Copy all the entries below exactly, but not the pictures.

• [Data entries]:
- Opening Delimiter -

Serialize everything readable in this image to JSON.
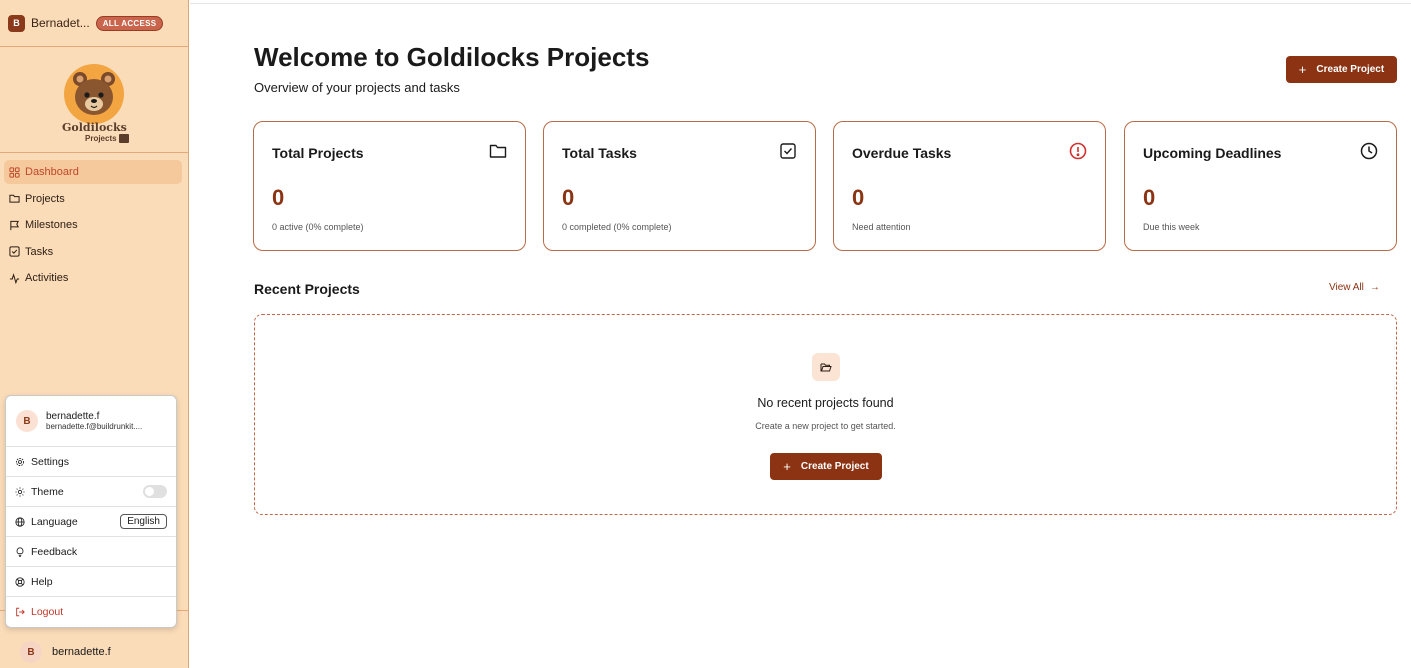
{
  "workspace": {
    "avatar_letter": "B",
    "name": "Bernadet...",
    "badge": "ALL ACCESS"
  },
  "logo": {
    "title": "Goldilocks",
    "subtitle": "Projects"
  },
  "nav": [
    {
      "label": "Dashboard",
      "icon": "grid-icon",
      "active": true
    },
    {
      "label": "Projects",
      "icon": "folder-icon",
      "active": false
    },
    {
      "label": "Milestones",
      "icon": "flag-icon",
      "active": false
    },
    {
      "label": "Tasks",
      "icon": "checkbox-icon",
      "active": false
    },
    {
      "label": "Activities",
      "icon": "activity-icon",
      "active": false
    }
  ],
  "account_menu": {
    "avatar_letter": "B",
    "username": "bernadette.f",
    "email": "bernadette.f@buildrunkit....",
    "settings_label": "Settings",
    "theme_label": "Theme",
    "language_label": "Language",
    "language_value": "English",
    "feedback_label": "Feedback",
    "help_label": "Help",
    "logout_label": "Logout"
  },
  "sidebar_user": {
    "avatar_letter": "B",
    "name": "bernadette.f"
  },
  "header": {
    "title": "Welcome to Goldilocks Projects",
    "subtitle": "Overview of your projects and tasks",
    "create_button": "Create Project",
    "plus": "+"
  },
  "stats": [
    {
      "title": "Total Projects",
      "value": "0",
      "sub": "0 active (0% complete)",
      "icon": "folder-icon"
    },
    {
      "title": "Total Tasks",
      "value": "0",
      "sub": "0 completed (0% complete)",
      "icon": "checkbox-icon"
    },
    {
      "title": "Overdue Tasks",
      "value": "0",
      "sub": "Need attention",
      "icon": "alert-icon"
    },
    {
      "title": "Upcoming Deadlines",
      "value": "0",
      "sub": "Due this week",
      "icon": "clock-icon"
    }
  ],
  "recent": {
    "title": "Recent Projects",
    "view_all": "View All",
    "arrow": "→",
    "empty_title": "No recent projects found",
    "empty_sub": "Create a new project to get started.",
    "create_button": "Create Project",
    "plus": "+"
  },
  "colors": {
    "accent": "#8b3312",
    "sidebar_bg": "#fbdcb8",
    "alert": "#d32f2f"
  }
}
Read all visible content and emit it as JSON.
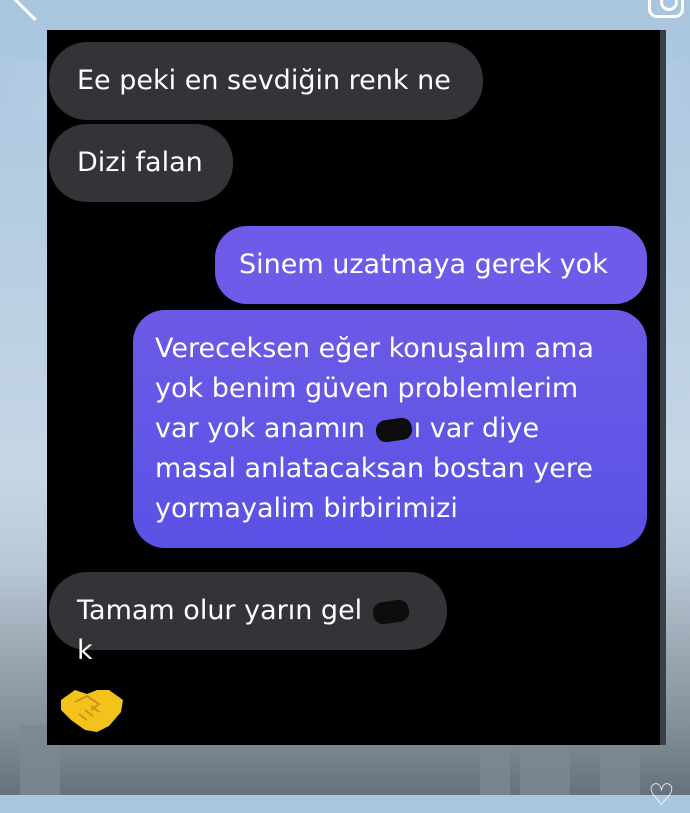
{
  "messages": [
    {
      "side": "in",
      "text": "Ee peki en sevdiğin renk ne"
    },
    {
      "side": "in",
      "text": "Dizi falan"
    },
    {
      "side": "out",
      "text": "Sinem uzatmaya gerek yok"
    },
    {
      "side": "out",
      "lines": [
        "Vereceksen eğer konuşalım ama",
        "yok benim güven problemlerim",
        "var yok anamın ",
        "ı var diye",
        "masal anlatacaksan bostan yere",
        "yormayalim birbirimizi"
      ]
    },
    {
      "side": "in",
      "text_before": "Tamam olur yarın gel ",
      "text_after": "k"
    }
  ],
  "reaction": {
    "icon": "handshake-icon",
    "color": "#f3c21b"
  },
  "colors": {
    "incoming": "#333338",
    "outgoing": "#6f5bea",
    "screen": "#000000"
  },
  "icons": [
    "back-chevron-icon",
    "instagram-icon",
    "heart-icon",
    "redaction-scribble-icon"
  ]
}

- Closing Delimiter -

• [COMPLETED TASK]:
Serialize everything readable in this image to JSON.
{
  "workspace": {
    "avatar_letter": "B",
    "name": "Bernadet...",
    "badge": "ALL ACCESS"
  },
  "logo": {
    "title": "Goldilocks",
    "subtitle": "Projects"
  },
  "nav": [
    {
      "label": "Dashboard",
      "icon": "grid-icon",
      "active": true
    },
    {
      "label": "Projects",
      "icon": "folder-icon",
      "active": false
    },
    {
      "label": "Milestones",
      "icon": "flag-icon",
      "active": false
    },
    {
      "label": "Tasks",
      "icon": "checkbox-icon",
      "active": false
    },
    {
      "label": "Activities",
      "icon": "activity-icon",
      "active": false
    }
  ],
  "account_menu": {
    "avatar_letter": "B",
    "username": "bernadette.f",
    "email": "bernadette.f@buildrunkit....",
    "settings_label": "Settings",
    "theme_label": "Theme",
    "language_label": "Language",
    "language_value": "English",
    "feedback_label": "Feedback",
    "help_label": "Help",
    "logout_label": "Logout"
  },
  "sidebar_user": {
    "avatar_letter": "B",
    "name": "bernadette.f"
  },
  "header": {
    "title": "Welcome to Goldilocks Projects",
    "subtitle": "Overview of your projects and tasks",
    "create_button": "Create Project",
    "plus": "+"
  },
  "stats": [
    {
      "title": "Total Projects",
      "value": "0",
      "sub": "0 active (0% complete)",
      "icon": "folder-icon"
    },
    {
      "title": "Total Tasks",
      "value": "0",
      "sub": "0 completed (0% complete)",
      "icon": "checkbox-icon"
    },
    {
      "title": "Overdue Tasks",
      "value": "0",
      "sub": "Need attention",
      "icon": "alert-icon"
    },
    {
      "title": "Upcoming Deadlines",
      "value": "0",
      "sub": "Due this week",
      "icon": "clock-icon"
    }
  ],
  "recent": {
    "title": "Recent Projects",
    "view_all": "View All",
    "arrow": "→",
    "empty_title": "No recent projects found",
    "empty_sub": "Create a new project to get started.",
    "create_button": "Create Project",
    "plus": "+"
  },
  "colors": {
    "accent": "#8b3312",
    "sidebar_bg": "#fbdcb8",
    "alert": "#d32f2f"
  }
}
Read all visible content and emit it as JSON.
{
  "messages": [
    {
      "side": "in",
      "text": "Ee peki en sevdiğin renk ne"
    },
    {
      "side": "in",
      "text": "Dizi falan"
    },
    {
      "side": "out",
      "text": "Sinem uzatmaya gerek yok"
    },
    {
      "side": "out",
      "lines": [
        "Vereceksen eğer konuşalım ama",
        "yok benim güven problemlerim",
        "var yok anamın ",
        "ı var diye",
        "masal anlatacaksan bostan yere",
        "yormayalim birbirimizi"
      ]
    },
    {
      "side": "in",
      "text_before": "Tamam olur yarın gel ",
      "text_after": "k"
    }
  ],
  "reaction": {
    "icon": "handshake-icon",
    "color": "#f3c21b"
  },
  "colors": {
    "incoming": "#333338",
    "outgoing": "#6f5bea",
    "screen": "#000000"
  },
  "icons": [
    "back-chevron-icon",
    "instagram-icon",
    "heart-icon",
    "redaction-scribble-icon"
  ]
}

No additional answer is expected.